Amy Adams' character Camille Preaker certainly is not presented as a role model in the series, and her cutting only seems to bring her more pain and anguish than any sort of release, which seems to steer clear of Dr. Forshee's description of glamorization. And although the educational aspect that Dr. Forshee underlined is not as evident within Sharp Objects, HBO did make sure to include an end card after each episode that points viewers to the Substance Abuse and Mental Health Services Administration, as well as setting up a Sharp Objects website with resources for viewers struggling with mental health or substance abuse issue.

For her part, Amy Adams told Entertainment Weekly that she did a lot of research about self-harm in preparation for playing Camille. In particular, Adams said that she read the 1998 psychology book A Bright Red Scream: Self-Mutilation and the Language of Pain and learned about people's emotional releases felt with cutting. That also ties back to Dr. Forshee's point about actor's getting the proper professional help and research before portraying a self-harm storyline. In short, it seems like Sharp Objects is getting things right so far. The miniseries airs Sunday nights on HBO.
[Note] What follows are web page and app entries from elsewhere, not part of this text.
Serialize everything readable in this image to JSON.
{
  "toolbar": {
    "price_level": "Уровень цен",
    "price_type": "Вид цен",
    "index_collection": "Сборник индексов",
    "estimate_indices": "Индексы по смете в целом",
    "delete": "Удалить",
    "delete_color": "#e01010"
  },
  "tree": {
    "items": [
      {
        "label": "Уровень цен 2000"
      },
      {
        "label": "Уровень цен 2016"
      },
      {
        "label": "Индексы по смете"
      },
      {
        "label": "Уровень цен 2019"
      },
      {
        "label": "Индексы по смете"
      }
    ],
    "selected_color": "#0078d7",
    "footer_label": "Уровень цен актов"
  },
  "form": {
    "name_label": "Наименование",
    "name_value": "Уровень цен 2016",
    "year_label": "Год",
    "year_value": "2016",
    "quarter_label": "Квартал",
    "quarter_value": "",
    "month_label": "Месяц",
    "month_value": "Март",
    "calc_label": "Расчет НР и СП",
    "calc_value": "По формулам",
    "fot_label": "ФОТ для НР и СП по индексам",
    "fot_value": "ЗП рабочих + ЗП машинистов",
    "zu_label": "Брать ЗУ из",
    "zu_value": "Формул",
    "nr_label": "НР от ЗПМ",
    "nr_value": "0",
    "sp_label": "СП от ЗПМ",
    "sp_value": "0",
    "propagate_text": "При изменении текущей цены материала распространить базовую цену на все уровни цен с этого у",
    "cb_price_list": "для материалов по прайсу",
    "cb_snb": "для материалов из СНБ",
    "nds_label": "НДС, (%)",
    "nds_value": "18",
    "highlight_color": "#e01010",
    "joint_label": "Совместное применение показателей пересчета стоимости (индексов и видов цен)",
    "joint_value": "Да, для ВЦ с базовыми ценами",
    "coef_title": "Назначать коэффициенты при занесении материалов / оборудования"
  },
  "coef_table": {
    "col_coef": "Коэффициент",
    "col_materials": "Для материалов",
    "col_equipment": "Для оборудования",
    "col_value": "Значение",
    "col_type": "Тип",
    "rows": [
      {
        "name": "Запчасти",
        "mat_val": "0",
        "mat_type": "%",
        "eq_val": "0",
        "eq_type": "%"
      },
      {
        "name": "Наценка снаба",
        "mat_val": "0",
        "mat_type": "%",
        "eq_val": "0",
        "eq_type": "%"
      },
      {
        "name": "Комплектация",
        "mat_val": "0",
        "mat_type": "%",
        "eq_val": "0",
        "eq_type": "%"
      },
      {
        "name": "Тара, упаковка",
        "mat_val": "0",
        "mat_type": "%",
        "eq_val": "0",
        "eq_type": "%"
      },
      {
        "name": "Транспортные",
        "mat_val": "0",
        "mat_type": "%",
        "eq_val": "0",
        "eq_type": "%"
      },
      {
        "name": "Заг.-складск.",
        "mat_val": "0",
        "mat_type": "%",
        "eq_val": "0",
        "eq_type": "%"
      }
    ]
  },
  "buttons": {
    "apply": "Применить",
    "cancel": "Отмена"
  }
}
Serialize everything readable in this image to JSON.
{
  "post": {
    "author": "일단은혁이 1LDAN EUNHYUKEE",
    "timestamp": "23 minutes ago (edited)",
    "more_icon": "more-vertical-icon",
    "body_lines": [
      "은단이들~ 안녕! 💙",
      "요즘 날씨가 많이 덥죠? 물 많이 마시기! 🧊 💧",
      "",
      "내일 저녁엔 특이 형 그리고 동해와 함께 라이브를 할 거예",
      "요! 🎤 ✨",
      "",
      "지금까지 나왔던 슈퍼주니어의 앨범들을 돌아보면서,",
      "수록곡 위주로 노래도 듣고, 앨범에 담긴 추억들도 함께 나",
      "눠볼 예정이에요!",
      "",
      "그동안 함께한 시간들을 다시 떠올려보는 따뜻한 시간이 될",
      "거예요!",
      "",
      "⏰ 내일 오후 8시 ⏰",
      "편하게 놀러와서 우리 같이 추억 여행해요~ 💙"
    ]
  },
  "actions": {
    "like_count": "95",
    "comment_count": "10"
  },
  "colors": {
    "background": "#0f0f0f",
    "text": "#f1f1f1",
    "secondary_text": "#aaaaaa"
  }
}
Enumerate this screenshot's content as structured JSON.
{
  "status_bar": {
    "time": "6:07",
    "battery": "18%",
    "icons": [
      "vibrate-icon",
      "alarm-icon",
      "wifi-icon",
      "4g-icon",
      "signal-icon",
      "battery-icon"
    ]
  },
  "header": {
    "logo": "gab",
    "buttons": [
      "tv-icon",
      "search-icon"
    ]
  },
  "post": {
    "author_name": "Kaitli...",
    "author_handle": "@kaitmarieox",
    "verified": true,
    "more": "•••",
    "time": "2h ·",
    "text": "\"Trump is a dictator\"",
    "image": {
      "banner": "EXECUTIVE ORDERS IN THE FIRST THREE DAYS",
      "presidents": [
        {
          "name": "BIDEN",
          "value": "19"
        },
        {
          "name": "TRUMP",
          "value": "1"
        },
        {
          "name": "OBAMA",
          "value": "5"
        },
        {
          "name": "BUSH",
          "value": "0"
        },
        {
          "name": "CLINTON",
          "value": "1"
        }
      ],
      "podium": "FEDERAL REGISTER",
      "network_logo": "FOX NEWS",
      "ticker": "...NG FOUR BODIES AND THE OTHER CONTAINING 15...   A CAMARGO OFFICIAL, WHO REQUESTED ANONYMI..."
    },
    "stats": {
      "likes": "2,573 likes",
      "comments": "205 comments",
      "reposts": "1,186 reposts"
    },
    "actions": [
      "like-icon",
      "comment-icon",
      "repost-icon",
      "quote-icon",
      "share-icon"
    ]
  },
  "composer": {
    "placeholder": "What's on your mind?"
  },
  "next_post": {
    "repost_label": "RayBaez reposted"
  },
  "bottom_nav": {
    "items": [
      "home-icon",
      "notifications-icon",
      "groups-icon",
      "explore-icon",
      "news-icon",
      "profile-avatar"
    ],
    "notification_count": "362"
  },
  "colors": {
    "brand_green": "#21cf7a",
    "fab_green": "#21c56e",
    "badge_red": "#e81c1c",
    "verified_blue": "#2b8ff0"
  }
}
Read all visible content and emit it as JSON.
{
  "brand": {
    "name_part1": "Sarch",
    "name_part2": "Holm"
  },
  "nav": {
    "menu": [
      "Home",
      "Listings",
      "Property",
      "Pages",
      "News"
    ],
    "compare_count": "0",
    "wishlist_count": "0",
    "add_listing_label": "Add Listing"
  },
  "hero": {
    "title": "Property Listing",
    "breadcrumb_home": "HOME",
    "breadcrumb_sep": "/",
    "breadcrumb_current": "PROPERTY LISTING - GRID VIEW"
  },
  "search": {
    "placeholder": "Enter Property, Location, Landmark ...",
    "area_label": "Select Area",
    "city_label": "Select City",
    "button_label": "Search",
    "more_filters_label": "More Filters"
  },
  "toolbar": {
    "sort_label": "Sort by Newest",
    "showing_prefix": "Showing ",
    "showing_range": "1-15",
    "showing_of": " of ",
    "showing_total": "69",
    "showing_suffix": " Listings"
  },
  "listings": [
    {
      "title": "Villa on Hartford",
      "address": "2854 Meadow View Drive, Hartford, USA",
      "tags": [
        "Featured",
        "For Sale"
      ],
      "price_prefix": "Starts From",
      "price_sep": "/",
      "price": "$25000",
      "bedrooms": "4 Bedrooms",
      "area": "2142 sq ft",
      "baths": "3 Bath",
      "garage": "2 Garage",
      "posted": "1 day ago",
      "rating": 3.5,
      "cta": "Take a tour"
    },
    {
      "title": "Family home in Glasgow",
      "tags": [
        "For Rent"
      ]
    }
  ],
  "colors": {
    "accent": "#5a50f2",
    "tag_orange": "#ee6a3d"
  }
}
If you or someone you know is considering self-harm or experiencing suicidal thoughts, call the National Suicide Prevention Hotline at 1-800-273-8255 or text HOME to the Crisis Text Line at 741741.